● **What this task involves**
Repeat the following entries verbatim, apart from the pictures.

%%

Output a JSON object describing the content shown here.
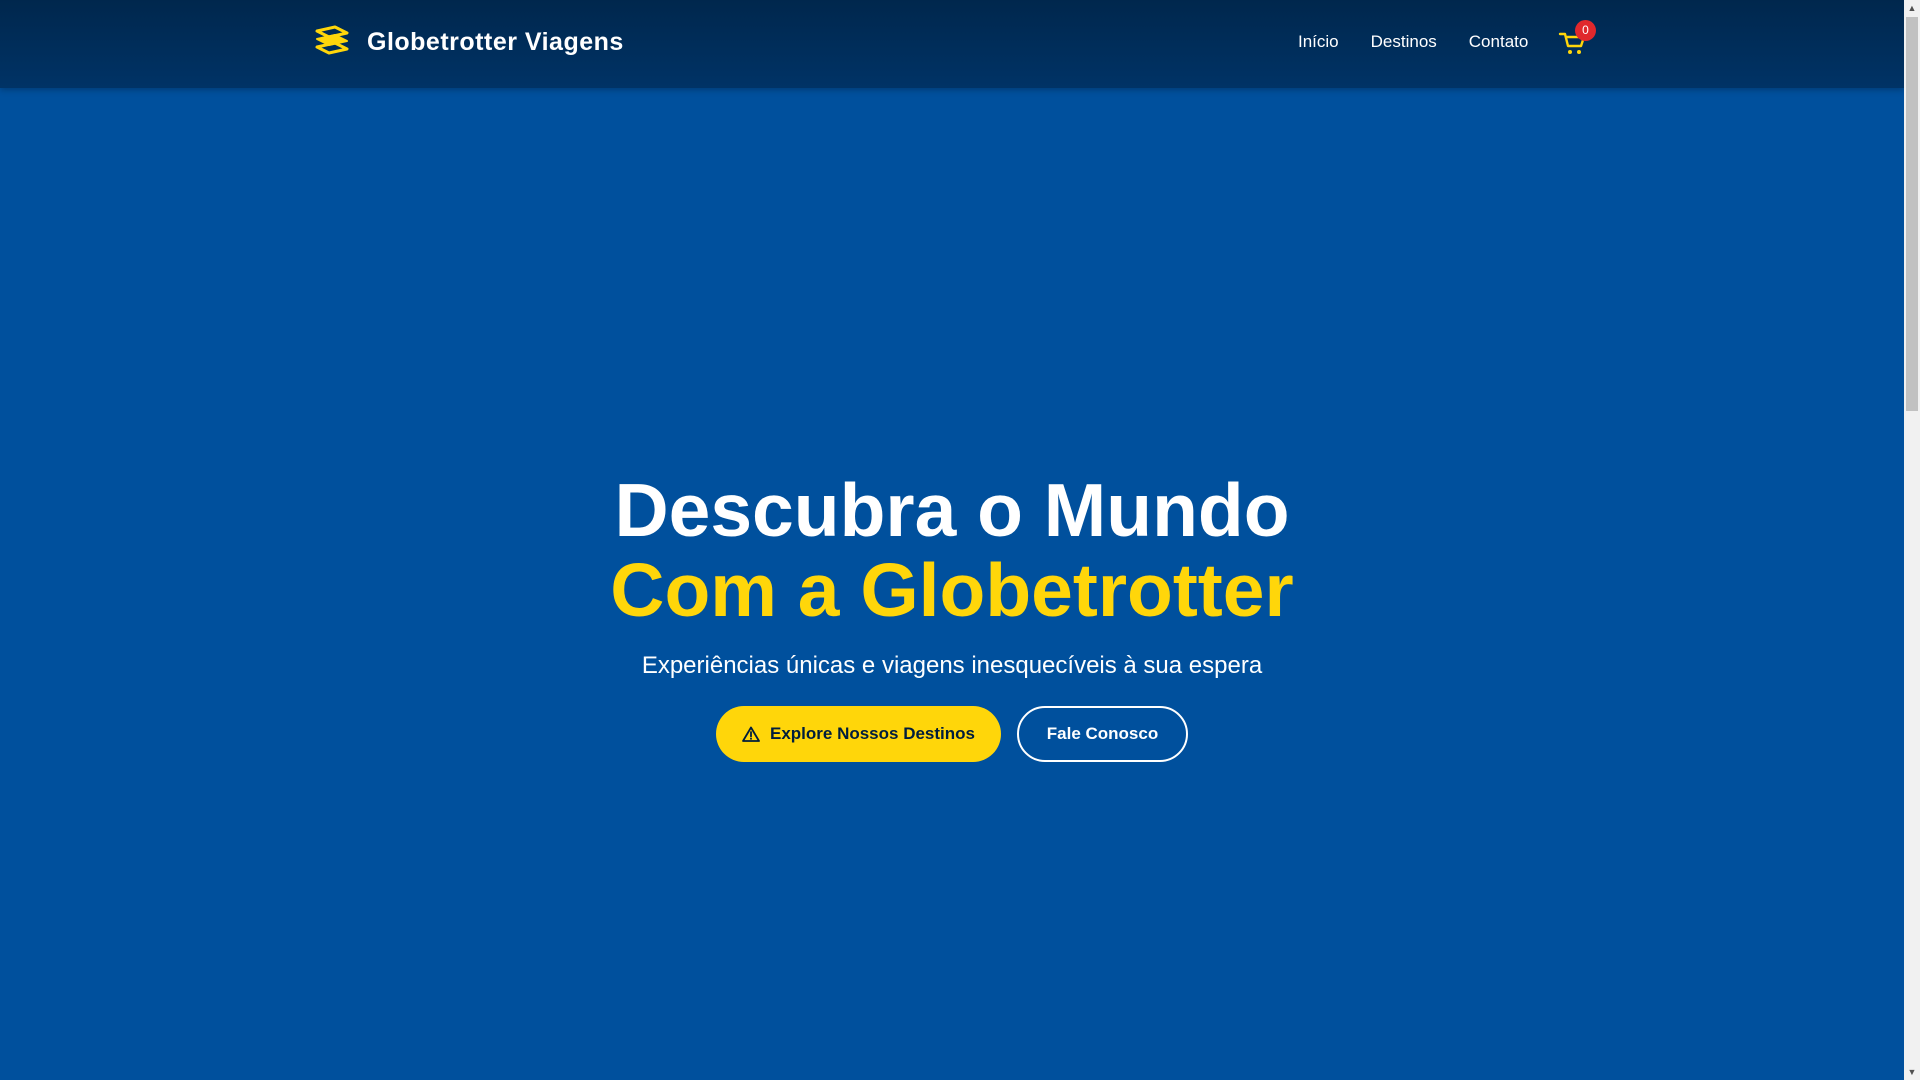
{
  "brand": {
    "name": "Globetrotter Viagens",
    "logo_icon": "layers-logo-icon",
    "accent_color": "#ffd60a"
  },
  "nav": {
    "items": [
      {
        "label": "Início"
      },
      {
        "label": "Destinos"
      },
      {
        "label": "Contato"
      }
    ]
  },
  "cart": {
    "icon": "cart-icon",
    "count": "0"
  },
  "hero": {
    "title_line1": "Descubra o Mundo",
    "title_line2": "Com a Globetrotter",
    "subtitle": "Experiências únicas e viagens inesquecíveis à sua espera",
    "primary_button": {
      "label": "Explore Nossos Destinos",
      "icon": "warning-triangle-icon"
    },
    "secondary_button": {
      "label": "Fale Conosco"
    },
    "background_color": "#00509d"
  },
  "header": {
    "background_color": "#003366"
  }
}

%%

● **Response to this exercise**
Output a JSON object describing the content shown here.
{
  "brand": {
    "name": "Globetrotter Viagens",
    "logo_icon": "layers-logo-icon",
    "accent_color": "#ffd60a"
  },
  "nav": {
    "items": [
      {
        "label": "Início"
      },
      {
        "label": "Destinos"
      },
      {
        "label": "Contato"
      }
    ]
  },
  "cart": {
    "icon": "cart-icon",
    "count": "0"
  },
  "hero": {
    "title_line1": "Descubra o Mundo",
    "title_line2": "Com a Globetrotter",
    "subtitle": "Experiências únicas e viagens inesquecíveis à sua espera",
    "primary_button": {
      "label": "Explore Nossos Destinos",
      "icon": "warning-triangle-icon"
    },
    "secondary_button": {
      "label": "Fale Conosco"
    },
    "background_color": "#00509d"
  },
  "header": {
    "background_color": "#003366"
  }
}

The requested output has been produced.